The Raja was intrigued by the Swami’s wisdom and poise, and decided to invite him to his palace for a discussion. The Raja, however, was not a man who would be easily convinced, and so, he prepared a list of questions and arguments to test the Swami’s knowledge and beliefs.

But what the Raja did not know was that the Swami was more than ready for the challenge.

Swami Vivekananda, who was a brilliant thinker, presented several rational arguments to the Raja in support of the existence of God. He began by pointing to the complexity and order of the natural world, from the smallest atom to the vast universe, and argued that this pointed to the existence of a higher intelligence or creator.

The Raja was intrigued and asked for more. Swami Vivekananda then explained the argument from causality, pointing out that for every effect, there must be a cause, and that this chain of causality ultimately leads to the existence of a first cause, which is God.

The Raja was still not convinced, so the monk shared his own personal experiences of spiritual realization, describing how he had felt a sense of oneness with all things and had directly experienced the divine. He argued that these experiences were evidence of the existence of God.

He also pointed out that spiritual experiences are universal, occurring throughout history and across cultures, and that this was further evidence of the existence of God.

Swami Vivekananda also argued that the existence of God is necessary to explain the sense of morality and ethics that exist in human beings. He also explained the laws of nature, such as the laws of gravity and thermodynamics, point to the existence of a higher intelligence or creator.

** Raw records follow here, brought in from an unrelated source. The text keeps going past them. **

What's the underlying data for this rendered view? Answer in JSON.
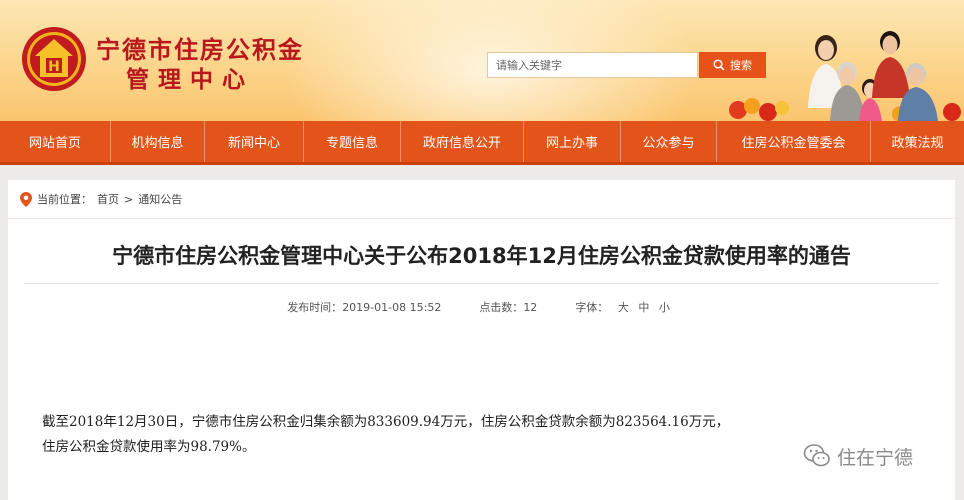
{
  "header": {
    "org_name_line1": "宁德市住房公积金",
    "org_name_line2": "管理中心",
    "search": {
      "placeholder": "请输入关键字",
      "button_label": "搜索"
    },
    "colors": {
      "brand_red": "#b8181c",
      "accent_orange": "#e2541a"
    }
  },
  "nav": {
    "items": [
      {
        "label": "网站首页"
      },
      {
        "label": "机构信息"
      },
      {
        "label": "新闻中心"
      },
      {
        "label": "专题信息"
      },
      {
        "label": "政府信息公开"
      },
      {
        "label": "网上办事"
      },
      {
        "label": "公众参与"
      },
      {
        "label": "住房公积金管委会"
      },
      {
        "label": "政策法规"
      }
    ]
  },
  "breadcrumb": {
    "prefix": "当前位置：",
    "home": "首页",
    "separator": ">",
    "current": "通知公告",
    "icon": "location-pin-icon"
  },
  "article": {
    "title": "宁德市住房公积金管理中心关于公布2018年12月住房公积金贷款使用率的通告",
    "meta": {
      "publish_label": "发布时间：",
      "publish_time": "2019-01-08 15:52",
      "clicks_label": "点击数：",
      "clicks": "12",
      "font_label": "字体：",
      "font_large": "大",
      "font_medium": "中",
      "font_small": "小"
    },
    "paragraph_line1": "截至2018年12月30日，宁德市住房公积金归集余额为833609.94万元，住房公积金贷款余额为823564.16万元，",
    "paragraph_line2": "住房公积金贷款使用率为98.79%。"
  },
  "watermark": {
    "text": "住在宁德",
    "icon": "wechat-icon"
  }
}
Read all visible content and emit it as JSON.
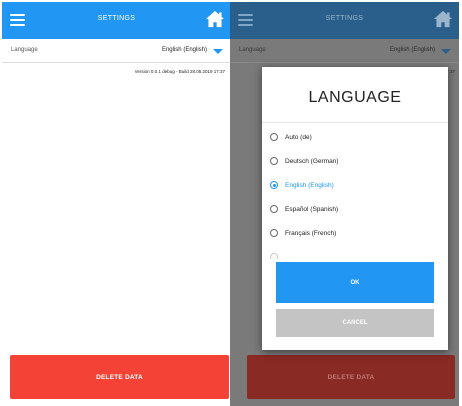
{
  "screens": {
    "settings": {
      "title": "SETTINGS",
      "language_label": "Language",
      "language_value": "English (English)",
      "version_text": "Version 0.0.1 debug - Build 28.05.2019 17:37",
      "delete_label": "DELETE DATA"
    },
    "dialog_screen": {
      "title": "SETTINGS",
      "language_label": "Language",
      "language_value": "English (English)",
      "version_partial": "17:37",
      "delete_label": "DELETE DATA",
      "dialog": {
        "title": "LANGUAGE",
        "options": [
          {
            "label": "Auto (de)",
            "selected": false
          },
          {
            "label": "Deutsch (German)",
            "selected": false
          },
          {
            "label": "English (English)",
            "selected": true
          },
          {
            "label": "Español (Spanish)",
            "selected": false
          },
          {
            "label": "Français (French)",
            "selected": false
          }
        ],
        "ok_label": "OK",
        "cancel_label": "CANCEL"
      }
    }
  },
  "colors": {
    "primary": "#2196f3",
    "danger": "#f44336",
    "cancel_gray": "#c4c4c4"
  },
  "icons": [
    "hamburger-menu-icon",
    "home-icon",
    "dropdown-caret-icon",
    "radio-icon"
  ]
}
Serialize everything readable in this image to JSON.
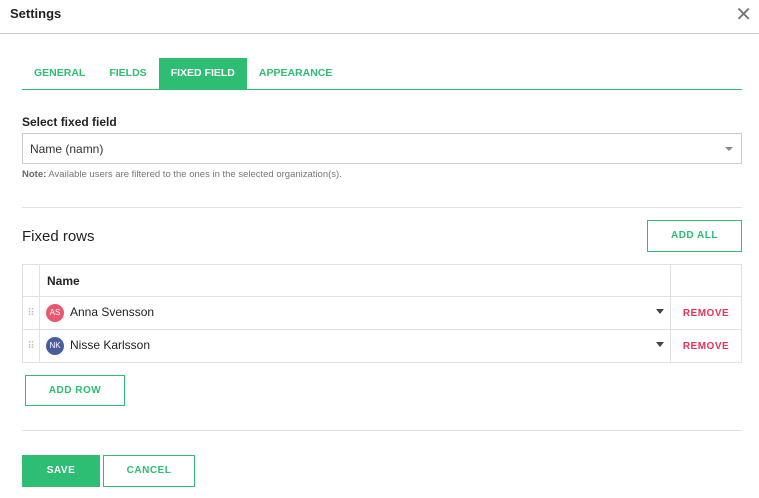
{
  "dialog": {
    "title": "Settings",
    "close_icon": "close-icon"
  },
  "tabs": [
    {
      "label": "GENERAL"
    },
    {
      "label": "FIELDS"
    },
    {
      "label": "FIXED FIELD",
      "active": true
    },
    {
      "label": "APPEARANCE"
    }
  ],
  "fixed_field": {
    "label": "Select fixed field",
    "value": "Name (namn)",
    "note_label": "Note:",
    "note": " Available users are filtered to the ones in the selected organization(s)."
  },
  "fixed_rows": {
    "title": "Fixed rows",
    "add_all": "ADD ALL",
    "column_name": "Name",
    "rows": [
      {
        "initials": "AS",
        "name": "Anna Svensson",
        "color": "#e8596f",
        "remove": "REMOVE"
      },
      {
        "initials": "NK",
        "name": "Nisse Karlsson",
        "color": "#4a5e9e",
        "remove": "REMOVE"
      }
    ],
    "add_row": "ADD ROW"
  },
  "footer": {
    "save": "SAVE",
    "cancel": "CANCEL"
  },
  "colors": {
    "accent": "#2dbd73",
    "danger": "#e8315b"
  }
}
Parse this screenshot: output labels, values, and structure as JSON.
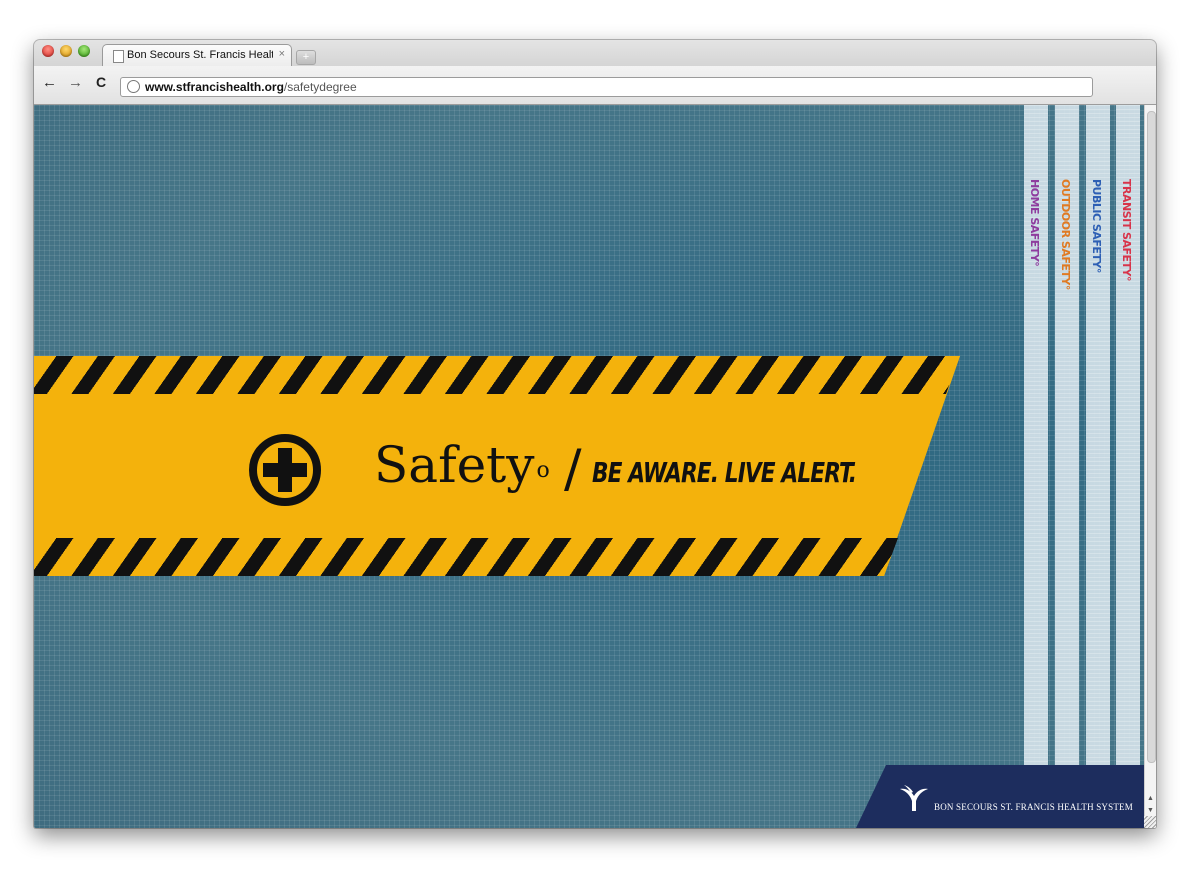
{
  "browser": {
    "tab_title": "Bon Secours St. Francis Healt",
    "tab_close": "×",
    "new_tab": "+",
    "nav": {
      "back": "←",
      "forward": "→",
      "reload": "C"
    },
    "url_host": "www.stfrancishealth.org",
    "url_path": "/safetydegree"
  },
  "page": {
    "brand_word": "Safety",
    "brand_degree": "o",
    "slash": "/",
    "tagline": "BE AWARE. LIVE ALERT.",
    "side_nav": [
      {
        "label": "HOME SAFETY°",
        "color": "#8e3c9e"
      },
      {
        "label": "OUTDOOR SAFETY°",
        "color": "#e07a22"
      },
      {
        "label": "PUBLIC SAFETY°",
        "color": "#2d5fb4"
      },
      {
        "label": "TRANSIT SAFETY°",
        "color": "#d8344a"
      }
    ],
    "footer_org": "BON SECOURS ST. FRANCIS HEALTH SYSTEM"
  },
  "colors": {
    "banner_yellow": "#f4b20c",
    "footer_navy": "#1d2d5e",
    "background_teal": "#3a6f86"
  }
}
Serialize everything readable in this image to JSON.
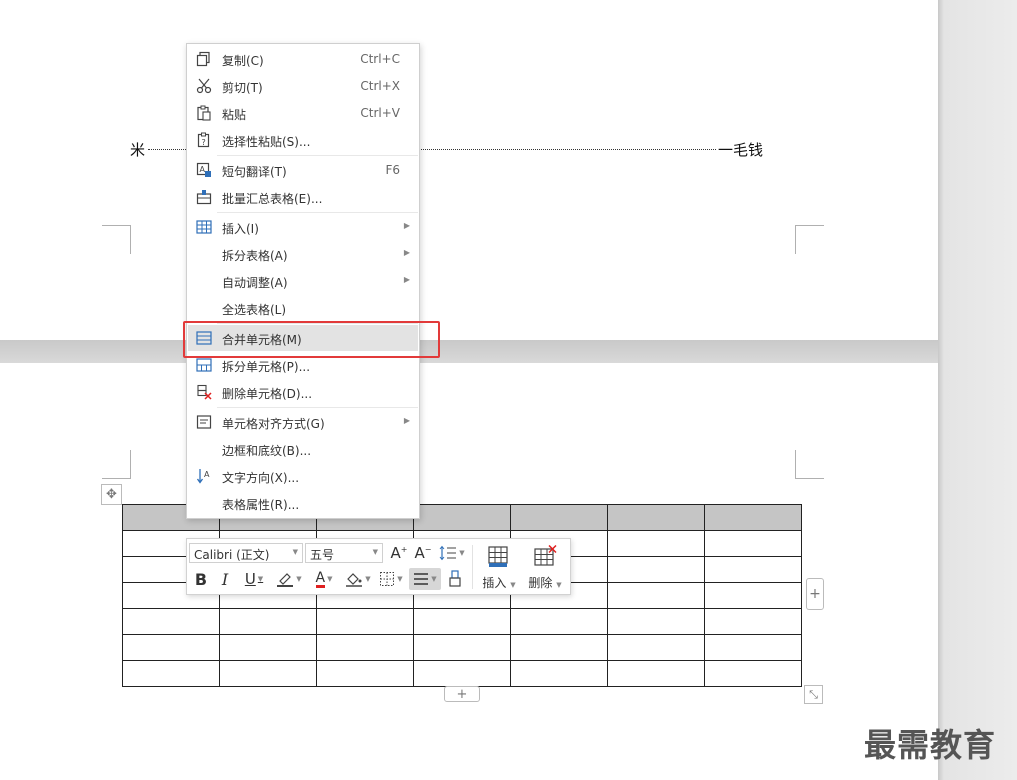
{
  "document": {
    "toc_left": "米",
    "toc_right": "一毛钱",
    "table": {
      "rows": 7,
      "cols": 7
    }
  },
  "context_menu": {
    "items": [
      {
        "label": "复制(C)",
        "shortcut": "Ctrl+C",
        "icon": "copy-icon"
      },
      {
        "label": "剪切(T)",
        "shortcut": "Ctrl+X",
        "icon": "cut-icon"
      },
      {
        "label": "粘贴",
        "shortcut": "Ctrl+V",
        "icon": "paste-icon"
      },
      {
        "label": "选择性粘贴(S)...",
        "shortcut": "",
        "icon": "paste-special-icon"
      },
      {
        "label": "短句翻译(T)",
        "shortcut": "F6",
        "icon": "translate-icon"
      },
      {
        "label": "批量汇总表格(E)...",
        "shortcut": "",
        "icon": "batch-summary-icon"
      },
      {
        "label": "插入(I)",
        "shortcut": "",
        "icon": "insert-table-icon",
        "submenu": true
      },
      {
        "label": "拆分表格(A)",
        "shortcut": "",
        "icon": "",
        "submenu": true
      },
      {
        "label": "自动调整(A)",
        "shortcut": "",
        "icon": "",
        "submenu": true
      },
      {
        "label": "全选表格(L)",
        "shortcut": "",
        "icon": ""
      },
      {
        "label": "合并单元格(M)",
        "shortcut": "",
        "icon": "merge-cells-icon",
        "highlighted": true
      },
      {
        "label": "拆分单元格(P)...",
        "shortcut": "",
        "icon": "split-cells-icon"
      },
      {
        "label": "删除单元格(D)...",
        "shortcut": "",
        "icon": "delete-cells-icon"
      },
      {
        "label": "单元格对齐方式(G)",
        "shortcut": "",
        "icon": "cell-align-icon",
        "submenu": true
      },
      {
        "label": "边框和底纹(B)...",
        "shortcut": "",
        "icon": ""
      },
      {
        "label": "文字方向(X)...",
        "shortcut": "",
        "icon": "text-direction-icon"
      },
      {
        "label": "表格属性(R)...",
        "shortcut": "",
        "icon": ""
      }
    ]
  },
  "toolbar": {
    "font_name": "Calibri (正文)",
    "font_size": "五号",
    "insert_label": "插入",
    "delete_label": "删除",
    "bold": "B",
    "italic": "I",
    "underline": "U",
    "font_color_letter": "A"
  },
  "colors": {
    "highlight_box": "#e23a3a",
    "header_fill": "#c5c5c5",
    "font_color_bar": "#e02020",
    "icon_blue": "#2f6fb8"
  },
  "watermark": "最需教育"
}
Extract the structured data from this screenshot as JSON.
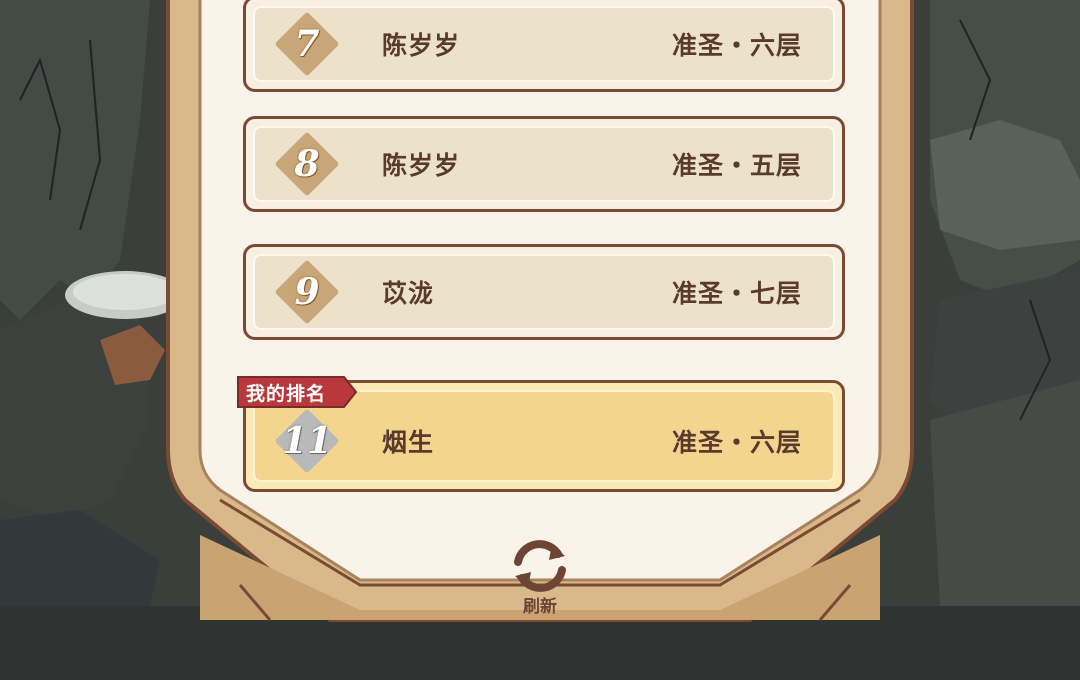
{
  "leaderboard": {
    "rows": [
      {
        "rank": "7",
        "name": "陈岁岁",
        "realm": "准圣・六层"
      },
      {
        "rank": "8",
        "name": "陈岁岁",
        "realm": "准圣・五层"
      },
      {
        "rank": "9",
        "name": "苡泷",
        "realm": "准圣・七层"
      }
    ],
    "my_row": {
      "tag": "我的排名",
      "rank": "11",
      "name": "烟生",
      "realm": "准圣・六层"
    }
  },
  "refresh": {
    "label": "刷新",
    "icon": "refresh-icon"
  },
  "colors": {
    "frame_wood": "#d9b98a",
    "frame_outline": "#7a4a33",
    "row_bg": "#ece2cc",
    "my_row_bg": "#f3d58f",
    "tag_red": "#b8383b",
    "text_brown": "#5a3a2c"
  }
}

As the discussion progressed, the Raja began to realize that there was more to the world than just facts and figures, and that spirituality and religion were not mutually exclusive with rationality. And thus, began the Raja’s journey of self-discovery and understanding, guided by the wisdom of the Swami.